(Data for this exercise begins)

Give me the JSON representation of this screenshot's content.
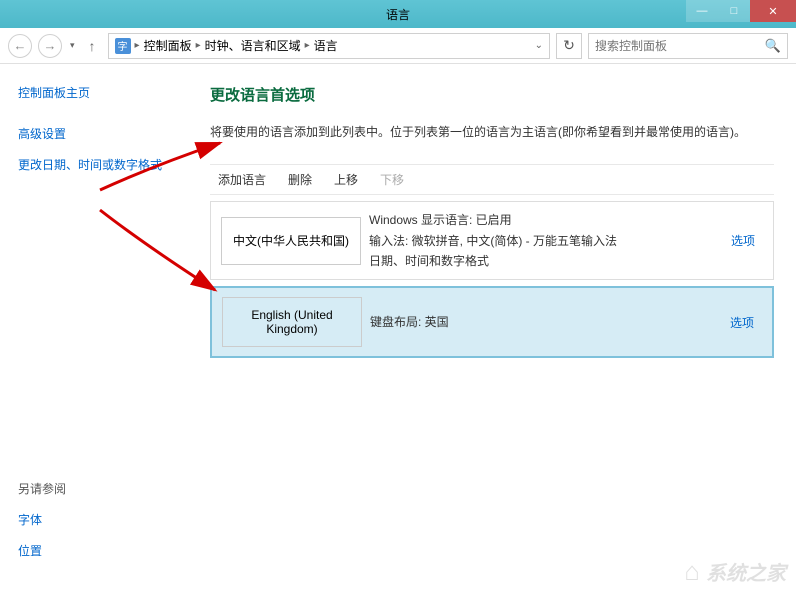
{
  "window": {
    "title": "语言"
  },
  "breadcrumbs": {
    "items": [
      "控制面板",
      "时钟、语言和区域",
      "语言"
    ]
  },
  "search": {
    "placeholder": "搜索控制面板"
  },
  "sidebar": {
    "home": "控制面板主页",
    "links": [
      "高级设置",
      "更改日期、时间或数字格式"
    ],
    "see_also_title": "另请参阅",
    "see_also": [
      "字体",
      "位置"
    ]
  },
  "main": {
    "title": "更改语言首选项",
    "description": "将要使用的语言添加到此列表中。位于列表第一位的语言为主语言(即你希望看到并最常使用的语言)。"
  },
  "toolbar": {
    "add": "添加语言",
    "remove": "删除",
    "move_up": "上移",
    "move_down": "下移"
  },
  "languages": [
    {
      "name": "中文(中华人民共和国)",
      "details": [
        "Windows 显示语言: 已启用",
        "输入法: 微软拼音, 中文(简体) - 万能五笔输入法",
        "日期、时间和数字格式"
      ],
      "options": "选项",
      "selected": false
    },
    {
      "name": "English (United Kingdom)",
      "details": [
        "键盘布局: 英国"
      ],
      "options": "选项",
      "selected": true
    }
  ],
  "watermark": "系统之家"
}
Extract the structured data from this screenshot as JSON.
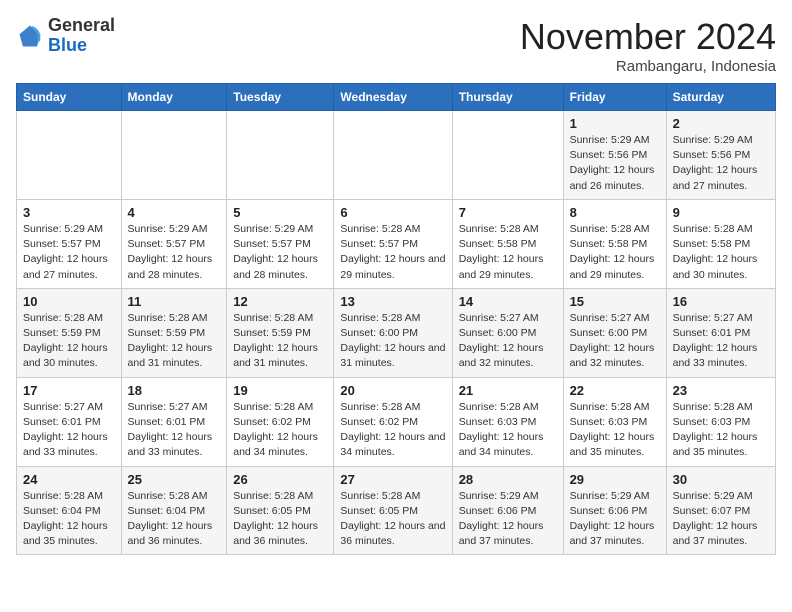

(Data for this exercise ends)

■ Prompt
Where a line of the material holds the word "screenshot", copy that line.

■ Solution for this exercise
Give me the JSON representation of this screenshot's content.
Extract the structured data from this screenshot as JSON.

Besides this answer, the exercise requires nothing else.